Rowman & Littlefield Publishers
Trim: 6 x 9
978-0-7425-6105-2 • Hardback • July 2009 • $118.00 • (£91.00)
978-0-7425-6106-9 • Paperback • July 2009 • $46.00 • (£35.00)
978-0-7425-9964-2 • eBook • August 2009 • $43.50 • (£33.00)
Karen S. Glover is assistant professor in the Department of Sociology, Criminology and Justice Studies Program, at California State University San Marcos.
1 Table of Contents
Chapter 3 Introduction: To a Critical Race Criminology
Chapter 4 1. History, Entre, and the Rise of Racial Profiling Research
Chapter 5 2. Defending the Constitution?
Chapter 6 3. The Racial Project of Mainstream Criminology's Approach to Understanding Racial Profiling
Chapter 7 4. Critical Race Methodology and Race Theory
Chapter 8 5. Concepts in Citizenship
Chapter 9 6. An Ethnographic Reading of Racial Profiling
Chapter 10 7. Vicarious Experience, Panopticonism, and Oral History
Chapter 11 Conclusion
12 Appendix A: Methods
13 Appendix B: Interview Schedule
Glover's research illustrates the deep foundations of racial oppression in the post-civil-rights era.... She encourages the discipline to turn a lens on itself and acknowledge its own function in the reproduction of inequality. Highly recommended.
— Choice Reviews
Glover provides an "alternative portrait" of the phenomenon that both challenges existing researching on the topic and encourages the adoption of new perspectives on the issue....The primary goal of the book goes beyond traditional perspectives and mainstream police scholarship and there is no doubt that Glover's work would appeal to those familiar with critical theoretical orientations and critical race methodology....The actual experiences of those who have been profiled should provide a breath of fresh air to scholars tired of debates on appropriate base rates and quantitative outcome tests of search and seizure practices. Glover largely succeeds in her goal to "privilege the voices of historically silenced" victims of profiling.
— Criminal Justice Review
Karen Glover's work represents an impassioned invitation to readers in mainstream sociology and criminology to become more critically reflective about the very structures of power, especially with respect to racial hierarchies and race relations that have informed the formulation of mainstream research in these areas.... She contributes to a well-established tradition of research on racial profiling.... Glover's work may be seen as a foundation for an instructive tradition in any field.... Glover was privileging the voices of historically silenced people of color indeed. This book should find wide readership amongst scholars in a variety of social science disciplines, while it should also be important to policy makers.

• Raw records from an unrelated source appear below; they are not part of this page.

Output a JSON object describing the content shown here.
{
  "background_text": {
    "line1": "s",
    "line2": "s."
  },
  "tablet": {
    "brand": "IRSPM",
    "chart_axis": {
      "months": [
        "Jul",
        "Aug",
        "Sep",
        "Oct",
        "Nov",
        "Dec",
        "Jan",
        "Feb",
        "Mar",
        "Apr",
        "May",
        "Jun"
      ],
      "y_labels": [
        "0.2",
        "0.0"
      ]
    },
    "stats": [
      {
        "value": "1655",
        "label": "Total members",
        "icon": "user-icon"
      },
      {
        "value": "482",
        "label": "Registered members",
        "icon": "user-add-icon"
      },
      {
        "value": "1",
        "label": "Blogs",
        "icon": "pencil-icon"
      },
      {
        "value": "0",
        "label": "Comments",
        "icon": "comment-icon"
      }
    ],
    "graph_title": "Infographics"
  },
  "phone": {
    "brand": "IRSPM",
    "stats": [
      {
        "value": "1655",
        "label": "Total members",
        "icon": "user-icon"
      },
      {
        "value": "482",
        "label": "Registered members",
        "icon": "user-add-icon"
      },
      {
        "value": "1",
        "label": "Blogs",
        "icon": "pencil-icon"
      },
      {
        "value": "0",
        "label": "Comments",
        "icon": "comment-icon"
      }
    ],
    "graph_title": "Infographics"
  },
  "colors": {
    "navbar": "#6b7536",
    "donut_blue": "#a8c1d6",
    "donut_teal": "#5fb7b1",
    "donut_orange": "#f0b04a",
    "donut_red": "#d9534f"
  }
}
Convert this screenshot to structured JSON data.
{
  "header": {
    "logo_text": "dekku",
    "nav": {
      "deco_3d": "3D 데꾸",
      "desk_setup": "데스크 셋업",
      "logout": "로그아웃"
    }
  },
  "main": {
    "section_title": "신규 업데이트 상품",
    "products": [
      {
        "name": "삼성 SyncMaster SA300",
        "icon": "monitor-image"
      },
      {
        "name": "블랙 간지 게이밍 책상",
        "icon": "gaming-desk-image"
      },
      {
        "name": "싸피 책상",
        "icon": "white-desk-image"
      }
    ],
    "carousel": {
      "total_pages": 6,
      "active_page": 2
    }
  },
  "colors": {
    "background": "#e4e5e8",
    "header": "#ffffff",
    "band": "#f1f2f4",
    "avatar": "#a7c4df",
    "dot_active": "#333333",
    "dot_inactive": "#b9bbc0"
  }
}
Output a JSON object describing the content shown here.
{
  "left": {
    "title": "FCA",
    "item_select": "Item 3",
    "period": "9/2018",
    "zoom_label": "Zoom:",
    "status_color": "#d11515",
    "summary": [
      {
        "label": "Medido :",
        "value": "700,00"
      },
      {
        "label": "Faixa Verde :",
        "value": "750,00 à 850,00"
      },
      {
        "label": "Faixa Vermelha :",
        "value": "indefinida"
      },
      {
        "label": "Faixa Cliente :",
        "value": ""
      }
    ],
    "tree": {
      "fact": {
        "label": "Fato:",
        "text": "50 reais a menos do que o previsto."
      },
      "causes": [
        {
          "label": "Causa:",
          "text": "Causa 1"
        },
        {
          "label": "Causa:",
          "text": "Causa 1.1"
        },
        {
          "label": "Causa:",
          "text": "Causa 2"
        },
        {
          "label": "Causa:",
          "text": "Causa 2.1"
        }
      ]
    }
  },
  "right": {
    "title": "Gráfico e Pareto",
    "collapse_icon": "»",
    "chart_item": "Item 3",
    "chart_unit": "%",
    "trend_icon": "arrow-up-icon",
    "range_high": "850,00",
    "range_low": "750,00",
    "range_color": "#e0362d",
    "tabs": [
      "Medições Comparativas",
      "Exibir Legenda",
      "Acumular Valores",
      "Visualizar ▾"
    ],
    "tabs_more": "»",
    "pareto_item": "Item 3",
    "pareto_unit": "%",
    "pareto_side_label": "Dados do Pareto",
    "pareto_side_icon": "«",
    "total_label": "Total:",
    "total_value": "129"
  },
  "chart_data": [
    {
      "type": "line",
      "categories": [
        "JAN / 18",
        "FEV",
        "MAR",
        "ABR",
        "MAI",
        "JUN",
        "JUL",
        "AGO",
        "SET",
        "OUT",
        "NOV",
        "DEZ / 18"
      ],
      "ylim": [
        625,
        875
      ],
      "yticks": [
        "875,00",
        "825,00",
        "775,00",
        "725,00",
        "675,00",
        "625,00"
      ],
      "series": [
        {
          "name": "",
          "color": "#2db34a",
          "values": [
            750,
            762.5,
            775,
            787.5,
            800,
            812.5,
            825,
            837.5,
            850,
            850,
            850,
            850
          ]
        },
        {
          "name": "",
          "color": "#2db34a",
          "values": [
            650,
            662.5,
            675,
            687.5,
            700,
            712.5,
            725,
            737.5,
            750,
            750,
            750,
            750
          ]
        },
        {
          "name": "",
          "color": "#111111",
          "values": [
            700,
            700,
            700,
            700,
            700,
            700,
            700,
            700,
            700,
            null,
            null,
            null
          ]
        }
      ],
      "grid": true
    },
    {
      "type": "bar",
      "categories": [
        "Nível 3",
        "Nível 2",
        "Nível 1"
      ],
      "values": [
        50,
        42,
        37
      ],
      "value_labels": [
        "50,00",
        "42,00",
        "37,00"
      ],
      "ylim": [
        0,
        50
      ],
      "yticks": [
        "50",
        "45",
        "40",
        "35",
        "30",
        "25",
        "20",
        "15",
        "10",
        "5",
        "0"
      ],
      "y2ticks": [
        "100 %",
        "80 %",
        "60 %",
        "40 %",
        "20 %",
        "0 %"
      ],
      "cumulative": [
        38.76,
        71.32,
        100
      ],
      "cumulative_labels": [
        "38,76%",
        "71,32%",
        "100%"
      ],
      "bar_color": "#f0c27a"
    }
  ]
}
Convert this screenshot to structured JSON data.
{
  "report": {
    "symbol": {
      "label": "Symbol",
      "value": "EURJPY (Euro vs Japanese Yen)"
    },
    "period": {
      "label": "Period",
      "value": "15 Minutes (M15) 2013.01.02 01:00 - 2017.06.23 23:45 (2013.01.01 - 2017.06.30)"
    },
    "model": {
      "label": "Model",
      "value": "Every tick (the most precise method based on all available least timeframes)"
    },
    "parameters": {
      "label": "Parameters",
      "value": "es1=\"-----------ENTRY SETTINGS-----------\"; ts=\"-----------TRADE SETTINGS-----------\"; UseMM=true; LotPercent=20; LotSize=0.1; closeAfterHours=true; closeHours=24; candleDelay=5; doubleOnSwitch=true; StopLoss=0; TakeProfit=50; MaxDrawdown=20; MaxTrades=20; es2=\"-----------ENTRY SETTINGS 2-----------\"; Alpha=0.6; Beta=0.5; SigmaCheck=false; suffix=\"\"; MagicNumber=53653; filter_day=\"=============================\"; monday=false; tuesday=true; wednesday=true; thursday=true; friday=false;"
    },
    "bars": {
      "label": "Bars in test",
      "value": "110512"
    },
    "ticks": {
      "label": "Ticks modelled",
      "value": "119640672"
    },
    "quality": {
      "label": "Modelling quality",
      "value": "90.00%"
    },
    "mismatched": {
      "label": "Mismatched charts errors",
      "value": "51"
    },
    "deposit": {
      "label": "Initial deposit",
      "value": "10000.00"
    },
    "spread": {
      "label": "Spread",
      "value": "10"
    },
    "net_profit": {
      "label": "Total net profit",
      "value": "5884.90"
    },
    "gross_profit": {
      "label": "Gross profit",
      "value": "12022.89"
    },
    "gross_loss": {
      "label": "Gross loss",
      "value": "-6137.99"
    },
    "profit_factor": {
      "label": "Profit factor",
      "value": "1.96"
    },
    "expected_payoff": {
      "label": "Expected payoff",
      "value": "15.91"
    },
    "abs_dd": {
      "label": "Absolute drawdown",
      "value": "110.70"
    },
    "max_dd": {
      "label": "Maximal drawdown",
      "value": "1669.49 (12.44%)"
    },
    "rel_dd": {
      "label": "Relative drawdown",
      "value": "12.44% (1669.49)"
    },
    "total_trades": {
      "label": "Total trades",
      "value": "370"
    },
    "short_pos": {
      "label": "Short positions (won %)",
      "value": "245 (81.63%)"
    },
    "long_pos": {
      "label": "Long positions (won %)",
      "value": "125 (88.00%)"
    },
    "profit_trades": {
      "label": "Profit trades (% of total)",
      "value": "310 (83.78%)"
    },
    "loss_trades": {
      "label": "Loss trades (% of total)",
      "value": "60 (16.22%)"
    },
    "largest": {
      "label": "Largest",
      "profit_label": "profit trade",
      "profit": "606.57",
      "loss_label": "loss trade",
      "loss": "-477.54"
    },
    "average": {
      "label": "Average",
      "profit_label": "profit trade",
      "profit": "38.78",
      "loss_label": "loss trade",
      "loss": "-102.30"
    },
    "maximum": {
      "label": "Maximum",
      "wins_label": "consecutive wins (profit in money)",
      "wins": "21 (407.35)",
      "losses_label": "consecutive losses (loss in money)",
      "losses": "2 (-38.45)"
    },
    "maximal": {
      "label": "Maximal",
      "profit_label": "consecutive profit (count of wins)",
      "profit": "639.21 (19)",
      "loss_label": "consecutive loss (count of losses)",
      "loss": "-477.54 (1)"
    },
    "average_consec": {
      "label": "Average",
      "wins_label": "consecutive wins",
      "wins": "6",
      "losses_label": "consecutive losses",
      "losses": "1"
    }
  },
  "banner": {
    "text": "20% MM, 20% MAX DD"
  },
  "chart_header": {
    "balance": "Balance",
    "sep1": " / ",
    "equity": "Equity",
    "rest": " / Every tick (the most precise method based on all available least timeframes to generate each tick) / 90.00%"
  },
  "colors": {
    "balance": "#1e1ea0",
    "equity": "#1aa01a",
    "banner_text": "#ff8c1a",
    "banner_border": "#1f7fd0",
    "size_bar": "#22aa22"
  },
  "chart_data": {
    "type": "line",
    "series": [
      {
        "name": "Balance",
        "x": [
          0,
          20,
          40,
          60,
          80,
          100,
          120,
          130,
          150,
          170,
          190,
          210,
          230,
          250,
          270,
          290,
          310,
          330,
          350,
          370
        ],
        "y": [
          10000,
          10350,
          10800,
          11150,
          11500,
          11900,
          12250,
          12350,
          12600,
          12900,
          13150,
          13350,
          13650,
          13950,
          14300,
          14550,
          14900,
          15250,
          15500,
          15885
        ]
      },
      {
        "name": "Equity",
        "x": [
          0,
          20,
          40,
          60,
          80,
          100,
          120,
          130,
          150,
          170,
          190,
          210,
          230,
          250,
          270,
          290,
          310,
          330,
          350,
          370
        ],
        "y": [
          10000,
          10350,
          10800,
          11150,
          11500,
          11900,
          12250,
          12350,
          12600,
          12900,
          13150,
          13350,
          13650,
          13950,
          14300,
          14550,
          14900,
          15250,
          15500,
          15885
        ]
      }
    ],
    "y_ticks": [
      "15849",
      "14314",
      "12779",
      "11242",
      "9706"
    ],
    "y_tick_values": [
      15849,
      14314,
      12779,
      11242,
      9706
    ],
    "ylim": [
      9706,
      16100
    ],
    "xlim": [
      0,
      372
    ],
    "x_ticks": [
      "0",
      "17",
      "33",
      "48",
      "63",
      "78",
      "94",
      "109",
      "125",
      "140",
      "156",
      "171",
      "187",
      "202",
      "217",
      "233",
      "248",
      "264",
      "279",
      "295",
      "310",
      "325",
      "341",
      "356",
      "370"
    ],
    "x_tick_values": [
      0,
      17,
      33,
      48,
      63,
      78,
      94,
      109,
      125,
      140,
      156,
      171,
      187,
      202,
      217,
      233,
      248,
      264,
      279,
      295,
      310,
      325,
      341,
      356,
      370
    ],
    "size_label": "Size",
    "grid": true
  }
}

— Sociological Inquiry
The unchecked and routinized practice of racial profiling exemplifies, justifies and defines the justice system for too many young men of color. Glover's book offers a much needed theoretical analysis of racial profiling—a routine practice that has for too long been considered beyond the reach of the researcher's measuring stick. The hidden jewels of her analysis are the painfully honest racial narratives she evokes—stories of race, justice and citizenship.
— Katheryn Russell-Brown, University of Florida Levin College of Law
Racial Profiling is a creative and engaging work that meticulously and convincingly challenges both the theoretical and methodological underpinnings of the established racial profiling literature. It has caused me and will cause others to engage what she refers to as critical race criminology. In doing so, scholars will hopefully move away from the redundant quantitative focus on the question as to whether racial/ethnic profiling exists, but center more on the actual lived experiences of past and present victims of the practice. The qualitative interviews that address this issue in Karen S. Glover's important work represents an illustration of what one hopes will spur a long overdue paradigm shift in racial profiling scholarship.
— Shaun Gabbidon, Pennsylvania State University-Harrisburg, author of Race, Ethnicity, Crime, and Justice: An International Dilemma
Brilliantly breaking with traditional racial-profiling research, Karen Glover draws on innovative interviews and critical theory to explain how police discrimination at traffic stops reveals the systemic racism dating back to slave codes. This book not only aids us in understanding profiling from the view of Americans of color, but also vigorously indicts U.S. criminology for its police-establishment bias.
— Joe R. Feagin, Texas A&M University